Sen. Jay Rockefeller is planning a bill that aims to give upstart video services the chance to compete on an equal footing with classic MVPDs by guaranteeing their rights to content provided by pay TV networks and channels.
Rockefeller's bill, The Consumer Choice in Online Video Act, would afford companies like Netflix, Sony, and any other non-traditional competitor the same rights to programming provided cable companies under the 1992 Cable Act. (The text of the bill was still not published at the time this was written.)
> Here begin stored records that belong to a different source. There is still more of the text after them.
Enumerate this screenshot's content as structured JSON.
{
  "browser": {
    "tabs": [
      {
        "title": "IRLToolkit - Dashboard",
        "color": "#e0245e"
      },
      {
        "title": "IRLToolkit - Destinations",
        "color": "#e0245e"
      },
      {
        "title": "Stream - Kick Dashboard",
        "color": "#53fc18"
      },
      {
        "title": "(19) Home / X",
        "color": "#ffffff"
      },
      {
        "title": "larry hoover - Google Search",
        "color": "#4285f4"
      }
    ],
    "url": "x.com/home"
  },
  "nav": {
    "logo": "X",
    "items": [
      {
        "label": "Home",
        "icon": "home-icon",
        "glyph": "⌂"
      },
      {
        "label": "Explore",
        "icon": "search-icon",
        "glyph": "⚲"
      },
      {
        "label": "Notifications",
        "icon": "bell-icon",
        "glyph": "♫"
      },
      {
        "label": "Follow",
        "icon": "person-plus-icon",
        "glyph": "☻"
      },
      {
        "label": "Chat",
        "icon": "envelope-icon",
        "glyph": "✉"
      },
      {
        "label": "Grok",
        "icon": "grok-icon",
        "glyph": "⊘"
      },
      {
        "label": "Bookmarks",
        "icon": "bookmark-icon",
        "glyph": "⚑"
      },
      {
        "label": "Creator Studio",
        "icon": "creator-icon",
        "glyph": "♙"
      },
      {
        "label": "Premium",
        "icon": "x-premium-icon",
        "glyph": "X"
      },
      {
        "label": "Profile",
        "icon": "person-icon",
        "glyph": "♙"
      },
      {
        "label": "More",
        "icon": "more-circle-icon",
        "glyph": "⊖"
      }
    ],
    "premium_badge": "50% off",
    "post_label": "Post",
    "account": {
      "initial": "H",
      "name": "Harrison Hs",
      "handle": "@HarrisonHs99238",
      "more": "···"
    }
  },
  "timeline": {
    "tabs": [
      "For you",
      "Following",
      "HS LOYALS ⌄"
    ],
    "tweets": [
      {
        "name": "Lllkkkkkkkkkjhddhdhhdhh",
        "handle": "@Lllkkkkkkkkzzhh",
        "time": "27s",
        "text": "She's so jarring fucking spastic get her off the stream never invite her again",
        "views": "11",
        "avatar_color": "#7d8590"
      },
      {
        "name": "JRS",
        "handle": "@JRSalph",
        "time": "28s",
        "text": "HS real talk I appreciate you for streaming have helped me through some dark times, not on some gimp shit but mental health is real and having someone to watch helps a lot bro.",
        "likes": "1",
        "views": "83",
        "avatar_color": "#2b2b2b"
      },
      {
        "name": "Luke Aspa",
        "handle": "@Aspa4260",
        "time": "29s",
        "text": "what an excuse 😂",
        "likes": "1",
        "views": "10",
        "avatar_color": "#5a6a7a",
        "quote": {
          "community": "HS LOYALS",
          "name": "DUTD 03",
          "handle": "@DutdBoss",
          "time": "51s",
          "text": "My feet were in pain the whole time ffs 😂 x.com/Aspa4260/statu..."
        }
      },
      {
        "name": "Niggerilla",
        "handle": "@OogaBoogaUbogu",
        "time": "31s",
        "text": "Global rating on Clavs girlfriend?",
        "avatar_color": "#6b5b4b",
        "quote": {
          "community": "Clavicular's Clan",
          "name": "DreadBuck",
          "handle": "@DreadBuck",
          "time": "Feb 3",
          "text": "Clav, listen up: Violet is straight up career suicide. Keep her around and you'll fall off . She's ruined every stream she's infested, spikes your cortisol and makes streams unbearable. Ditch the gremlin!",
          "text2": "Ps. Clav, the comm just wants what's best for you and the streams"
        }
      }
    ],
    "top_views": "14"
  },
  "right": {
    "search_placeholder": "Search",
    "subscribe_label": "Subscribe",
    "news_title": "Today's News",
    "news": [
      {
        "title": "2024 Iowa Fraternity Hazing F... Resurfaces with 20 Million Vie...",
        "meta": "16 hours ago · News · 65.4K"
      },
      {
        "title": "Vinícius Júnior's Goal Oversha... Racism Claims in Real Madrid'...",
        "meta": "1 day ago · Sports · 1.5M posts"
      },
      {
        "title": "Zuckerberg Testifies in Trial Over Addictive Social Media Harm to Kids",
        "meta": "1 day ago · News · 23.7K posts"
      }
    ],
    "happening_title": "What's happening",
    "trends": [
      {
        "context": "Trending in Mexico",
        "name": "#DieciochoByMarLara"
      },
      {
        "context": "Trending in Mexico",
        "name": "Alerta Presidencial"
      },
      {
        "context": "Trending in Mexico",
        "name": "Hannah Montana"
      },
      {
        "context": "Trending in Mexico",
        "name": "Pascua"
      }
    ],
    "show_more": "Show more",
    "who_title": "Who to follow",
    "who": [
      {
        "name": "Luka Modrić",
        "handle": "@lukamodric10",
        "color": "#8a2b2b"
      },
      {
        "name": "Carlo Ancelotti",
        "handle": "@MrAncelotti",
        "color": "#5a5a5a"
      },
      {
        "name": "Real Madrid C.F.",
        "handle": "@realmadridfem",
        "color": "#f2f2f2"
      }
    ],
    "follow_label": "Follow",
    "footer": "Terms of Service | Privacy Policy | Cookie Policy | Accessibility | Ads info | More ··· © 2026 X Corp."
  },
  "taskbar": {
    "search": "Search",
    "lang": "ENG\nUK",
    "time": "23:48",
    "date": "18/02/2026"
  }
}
Rockefeller’s bill is a response to complaints that entrenched multichannel video programming distributors (MVPDs), including cable MSOs, satellite broadcasters, and IPTV companies, cut deals with content owners that include exclusivity for themselves – shutting out new competitors from access.
These complaints appear to have been given some substance by the cable industry. Earlier this year, DSL Reports quoted Time Warner Cable chairman Glenn Britt saying: “"It is absurd to suggest that, in today’s highly competitive video marketplace, obtaining some level of exclusivity is anticompetitive. Exclusivities and windows are extremely common in the entertainment industry; that’s exactly how entertainment companies compete. This is why, for example, you can only watch Fast and Furious 6 in a movie theater (not in your living room), Sunday Ticket on DirecTV, and the new Arrested Development episodes on Netflix. In fact, the amount and scope of exclusivity and windowing in Time Warner Cable’s arrangements with programmers pales by comparison to that found between other players in the entertainment ecosystem."
Rockefeller expects the provisions in his proposed legislation might lead to a la carte, a notion that fellow Sen. John McCain has been advocating for. The language on that subject in the Senator’s announcement is somewhat provisional. Referring to the pending bill, it says, “It also explores ways for online video distributors to negotiate to carry broadcast television content and facilitate greater consumer choice in programming.”
The announcement also said: "We have all heard the familiar complaint that we have five hundred channels, but there is nothing to watch," Rockefeller said in a statement. "My legislation aims to enable the ultimate a la carte -- to give consumers the ability to watch the programming they want to watch, when they want to watch it, how they want to watch it, and pay for only what they actually watch."
The bill alludes to the issue of broadband consumption caps, proposing truth-in-billing protections so that subscribers would be able to clearly understand what broadband service tier is appropriate for their usage.
The American Cable Association approved the goals in the bill. ACA president and CEO Matthew M. Polka said, “ACA shares the Chairman’s concerns, as reflected in his bill, about the ease with which certain existing players in the market can use their market power to harm consumers and impede competition. This is a significant concern for small cable operators and reflects the need to consider a new approach. We look forward to working with the Chairman on these issues.”